Besides Jonathan, David and Felicia, the remainder of the cast is rounded up by Cherie Tse and Ng Jingyun as the attendant Ghita, Alvin Tan as the Headmaster, and a number of maids and young girls, played by Moira Loh, Phoebe Chee, Priscilla Fong, Kira Lim and Azura Farid. Says Shridar: “A lot of our cast are younger, and for a lot of them, it’s actually their first time doing a big, professional role, not just putting them in the chorus!”

He adds: “A lot of it is about finding balance, where we want to give them the platform to excel while still giving them a challenge to improve themselves. We’ve been very happy with them so far, and even though some of them aren’t even classically trained, we’re here to help nurture them. It’s never a case of oh here are the veterans, you have to be as good as us but also you can’t outshine us, but really, it’s about empowering everyone.”

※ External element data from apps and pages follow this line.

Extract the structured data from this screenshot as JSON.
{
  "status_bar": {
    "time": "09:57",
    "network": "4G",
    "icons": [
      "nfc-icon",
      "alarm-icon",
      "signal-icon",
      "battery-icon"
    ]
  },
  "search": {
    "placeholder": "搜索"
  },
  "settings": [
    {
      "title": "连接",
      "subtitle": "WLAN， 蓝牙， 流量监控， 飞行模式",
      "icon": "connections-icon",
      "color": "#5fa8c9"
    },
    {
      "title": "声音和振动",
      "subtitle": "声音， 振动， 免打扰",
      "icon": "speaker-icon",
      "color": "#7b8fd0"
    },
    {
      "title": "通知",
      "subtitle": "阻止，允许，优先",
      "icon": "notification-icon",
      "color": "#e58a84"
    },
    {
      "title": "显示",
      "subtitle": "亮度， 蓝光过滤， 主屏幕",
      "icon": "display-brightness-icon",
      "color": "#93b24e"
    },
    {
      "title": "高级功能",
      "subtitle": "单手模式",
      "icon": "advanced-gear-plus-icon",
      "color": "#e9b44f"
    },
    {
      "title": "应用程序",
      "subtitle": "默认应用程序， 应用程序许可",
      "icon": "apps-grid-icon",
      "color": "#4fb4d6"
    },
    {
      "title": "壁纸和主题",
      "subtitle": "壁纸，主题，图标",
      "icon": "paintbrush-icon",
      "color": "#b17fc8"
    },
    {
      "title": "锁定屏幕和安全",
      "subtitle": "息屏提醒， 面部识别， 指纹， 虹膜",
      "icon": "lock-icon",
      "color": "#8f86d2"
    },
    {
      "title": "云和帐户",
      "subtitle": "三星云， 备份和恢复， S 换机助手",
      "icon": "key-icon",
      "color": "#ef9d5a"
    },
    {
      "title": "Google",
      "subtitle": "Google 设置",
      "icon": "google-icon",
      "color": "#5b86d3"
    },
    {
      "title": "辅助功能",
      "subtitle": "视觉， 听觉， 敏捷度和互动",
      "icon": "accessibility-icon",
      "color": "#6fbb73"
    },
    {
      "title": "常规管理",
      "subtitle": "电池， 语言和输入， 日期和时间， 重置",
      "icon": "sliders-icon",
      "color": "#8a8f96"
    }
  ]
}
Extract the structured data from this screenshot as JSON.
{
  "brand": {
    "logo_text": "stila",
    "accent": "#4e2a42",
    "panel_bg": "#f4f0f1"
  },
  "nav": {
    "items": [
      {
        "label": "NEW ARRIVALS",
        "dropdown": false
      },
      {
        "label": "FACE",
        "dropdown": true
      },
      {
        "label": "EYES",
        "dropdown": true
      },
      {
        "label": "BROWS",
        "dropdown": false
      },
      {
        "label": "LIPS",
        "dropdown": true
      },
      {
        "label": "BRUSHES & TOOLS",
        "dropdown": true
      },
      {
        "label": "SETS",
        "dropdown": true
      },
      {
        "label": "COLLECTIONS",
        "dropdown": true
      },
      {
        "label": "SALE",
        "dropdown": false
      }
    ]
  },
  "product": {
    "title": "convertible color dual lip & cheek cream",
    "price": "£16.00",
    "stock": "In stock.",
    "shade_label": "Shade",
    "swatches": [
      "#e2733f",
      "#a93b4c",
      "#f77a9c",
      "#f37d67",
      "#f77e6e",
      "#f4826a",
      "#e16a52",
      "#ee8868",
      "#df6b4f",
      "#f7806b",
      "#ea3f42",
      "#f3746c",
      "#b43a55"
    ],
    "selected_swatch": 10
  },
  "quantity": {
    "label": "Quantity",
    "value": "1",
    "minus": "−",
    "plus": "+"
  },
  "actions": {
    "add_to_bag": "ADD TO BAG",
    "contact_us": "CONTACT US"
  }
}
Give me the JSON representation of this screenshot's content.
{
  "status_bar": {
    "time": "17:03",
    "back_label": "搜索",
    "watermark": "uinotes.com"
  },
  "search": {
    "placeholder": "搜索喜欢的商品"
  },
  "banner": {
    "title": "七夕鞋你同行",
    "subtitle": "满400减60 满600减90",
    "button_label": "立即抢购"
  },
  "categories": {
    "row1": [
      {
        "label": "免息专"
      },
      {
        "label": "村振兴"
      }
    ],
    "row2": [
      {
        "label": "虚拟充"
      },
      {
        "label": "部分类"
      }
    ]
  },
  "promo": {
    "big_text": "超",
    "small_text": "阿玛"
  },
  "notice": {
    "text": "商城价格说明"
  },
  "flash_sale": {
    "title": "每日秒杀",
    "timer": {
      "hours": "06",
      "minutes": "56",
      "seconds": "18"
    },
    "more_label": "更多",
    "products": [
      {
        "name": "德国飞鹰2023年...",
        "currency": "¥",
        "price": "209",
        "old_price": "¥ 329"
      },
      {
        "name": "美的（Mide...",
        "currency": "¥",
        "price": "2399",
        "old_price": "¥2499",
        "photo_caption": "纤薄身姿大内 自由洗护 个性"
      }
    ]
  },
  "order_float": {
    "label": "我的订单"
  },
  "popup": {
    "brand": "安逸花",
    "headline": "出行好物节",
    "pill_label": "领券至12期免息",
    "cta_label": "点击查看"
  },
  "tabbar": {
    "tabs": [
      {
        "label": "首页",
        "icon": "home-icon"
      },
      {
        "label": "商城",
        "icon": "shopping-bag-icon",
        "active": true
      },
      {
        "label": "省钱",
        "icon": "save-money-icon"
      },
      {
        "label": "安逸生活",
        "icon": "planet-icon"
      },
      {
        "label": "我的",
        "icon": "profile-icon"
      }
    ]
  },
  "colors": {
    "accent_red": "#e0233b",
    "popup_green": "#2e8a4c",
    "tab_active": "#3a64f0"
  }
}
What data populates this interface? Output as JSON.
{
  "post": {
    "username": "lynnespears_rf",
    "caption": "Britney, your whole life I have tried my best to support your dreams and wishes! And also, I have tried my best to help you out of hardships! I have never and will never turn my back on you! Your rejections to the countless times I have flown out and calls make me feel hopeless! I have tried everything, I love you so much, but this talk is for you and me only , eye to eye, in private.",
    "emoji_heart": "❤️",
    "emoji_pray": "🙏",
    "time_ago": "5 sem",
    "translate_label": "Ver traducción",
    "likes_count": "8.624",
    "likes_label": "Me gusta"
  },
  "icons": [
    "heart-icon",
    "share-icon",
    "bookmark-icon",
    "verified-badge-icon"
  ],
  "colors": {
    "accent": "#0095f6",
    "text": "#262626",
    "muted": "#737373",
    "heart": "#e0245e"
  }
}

Shridar: “A lot of things start from building a good relationship, not just with the singers and directors, but even with the venues and tech crew. Once you form up these relationships, and have a vision of what we want, then it’s a matter of constantly shaping and reflecting on our work, and see how we can keep improving, keep doing something different. We’re constantly having these conversations with each other and trying not to get stuck in our own ways.”

On what The Opera People aims to do in the long run, Shridar explains: “These days, there are so many choices when it comes to entertainment, and it’s just very important to do things that are meaningful, whether it’s in the field of opera or not. The most important thing is to break away from putting ourselves in a box, and not thinking that it has to be done in a certain way, in order to keep our audiences engaged with our medium of choice – opera.”

Says Jonathan, wistfully: “One day, I hope that we’ll have a catalogue of good shows we’ve done that we can find some way of selling to markets overseas. Singapore is the great importer of foreign shows and talent after all, but maybe, we can eventually find a way to do the opposite of that.”


David adds: “We have this vision we discuss when we do shows, and that’s anchored in always producing quality productions we believe in. Our work is always created collaboratively with our conductor and director, as opposed to say just handing it over to them and letting them do whatever. In that same way, part of our philosophy lies in being inclusive in the opera community, where we’re always thinking of ways we can include and involve more people.”

He concludes: “We’re always trying to watch more things and constantly improve ourselves. We see things both locally and internationally, and we always think about how we can do things in our own way, especially when we watch things that use new ideas that give us new inspiration. Maybe sometime in the future, if we raise enough money, we can even bring in shows overseas here, or take on foreign directors to come enrich our scene and give our own people the opportunity to work with these great artists.”

Dwarf plays on 12th and 14th July 2019 at the Esplanade Annexe Studio. Tickets available from Peatix

0 comments on “Dwarf: An Interview with The Opera People Founders Jonathan and David Charles Tay, and Shridar Mani

Leave a Reply

Fill in your details below or click an icon to log in: Logo

You are commenting using your account. Log Out /  Change )

Twitter picture

You are commenting using your Twitter account. Log Out /  Change )

Facebook photo

You are commenting using your Facebook account. Log Out /  Change )

Connecting to %s

%d bloggers like this: